Universal Broadband:Wimax, Long Term Evolution (LTE) and 4G. Femto cells as part of the Digital Home
IP Transformation: “all-IP” networks are a reality for the transport and the Core Network. Evolution to IMS to enable Multimedia Services blended with Internet and Web 2.0
Mobile Entertainment: Broadcast Mobile TV, Interactive TV and Advertisement. Monetizing the knowledge of your customers. Enabling UGC
New business models: MVNO, wholesale, RAN sharing
New handsets: convergent smartphones (mp3, phone, camera, PDA, video, wifi, email…) with iPhone as a reference, as well as future Android.

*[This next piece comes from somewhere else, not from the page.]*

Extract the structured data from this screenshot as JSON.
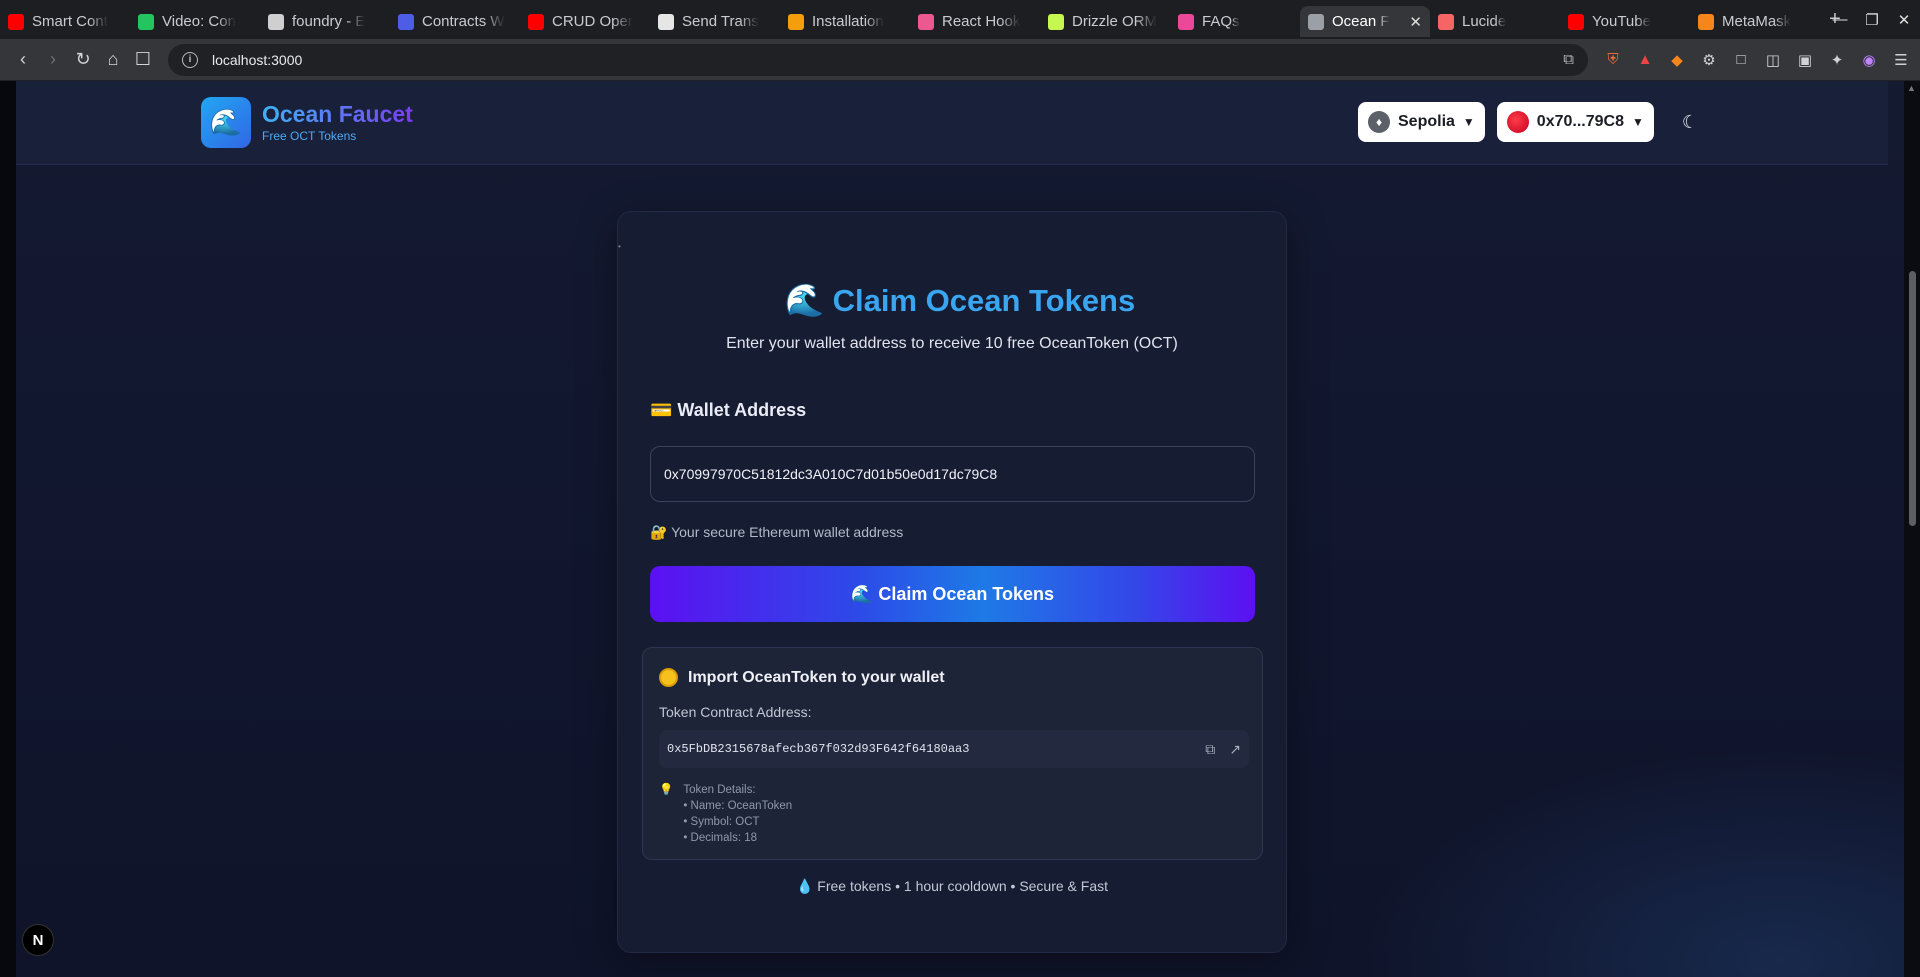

Also new terminals for specific use bundled with applications: health-care, metering, surveillance, automobile, or Amazon Kindle

Mobile Operators are threatened by smarter phones, and by Internet players, to become dumb pipes or pure Mobile Connectivity Service Providers (MCSP). Many MSPs will show in Barcelona how they are transforming, or planning to, to avoid becoming MCSPs. We will report it from Barcelona next week.

Gong Xi Fa Cai!

Happy Chinese New Year.  Today is the first day of the Chinese New Year.
Our best wishes for the year of the Rat.

MSPs towards Mobile Connectivity Service Providers

Nokia N81 ovi

In the past, Mobile Service Providers (MSPs) have successfully managed to keep full control -and get a share of revenue- over the premium content delivered over their networks. MSPs were determined to retain customer ownership, and so MSPs created walled gardens under their control.

Thanks to that model, MSPs have been enjoying good revenues from premium content downloads -ringtones, ring-back tones, logos, games, songs or videos-, premium SMSs and premium rate voice services (80x numbers). To get these revenues, MSPs have not invested much in promotion, advertisement or improvement of the premium services. So far, MSPs owned the customer billing relationship, and simply taxed content providers to reach the mobile operators customers, leaving many times the promotion on the content provider side.

As mobile data bitrates increase with 3G (UMTS, HSDPA or EVDO), and as handsets become more intelligent – iPhone, Android, Windows Mobile or Symbian-, MSPs premium content model is under threat.

MSPs does not seem to realize that if they do not invest in improving and promoting their own value added content services, they will be bypassed by Content Providers, and will be relegated to Mobile Connectivity Service Providers (MCSPs), or in short dumb pipes.

Recent news about Ovi (Nokia’s content services venture) rolling our N-Gage games confirm the threat. iPhone will kill any music download service an MSPs could have, to be swapped by iTunes. Google already has applications like Gmail and Google Maps, that can be installed in most smartphones. Unlike with RIM, operators do not get any revenues from the Gmail in mobile phones. This will not improve with Android.

Data usage is the only revenue MCSPs will be able to retain, but with the move to data flat rates, MCSPs will not even benefit from the growth in these services.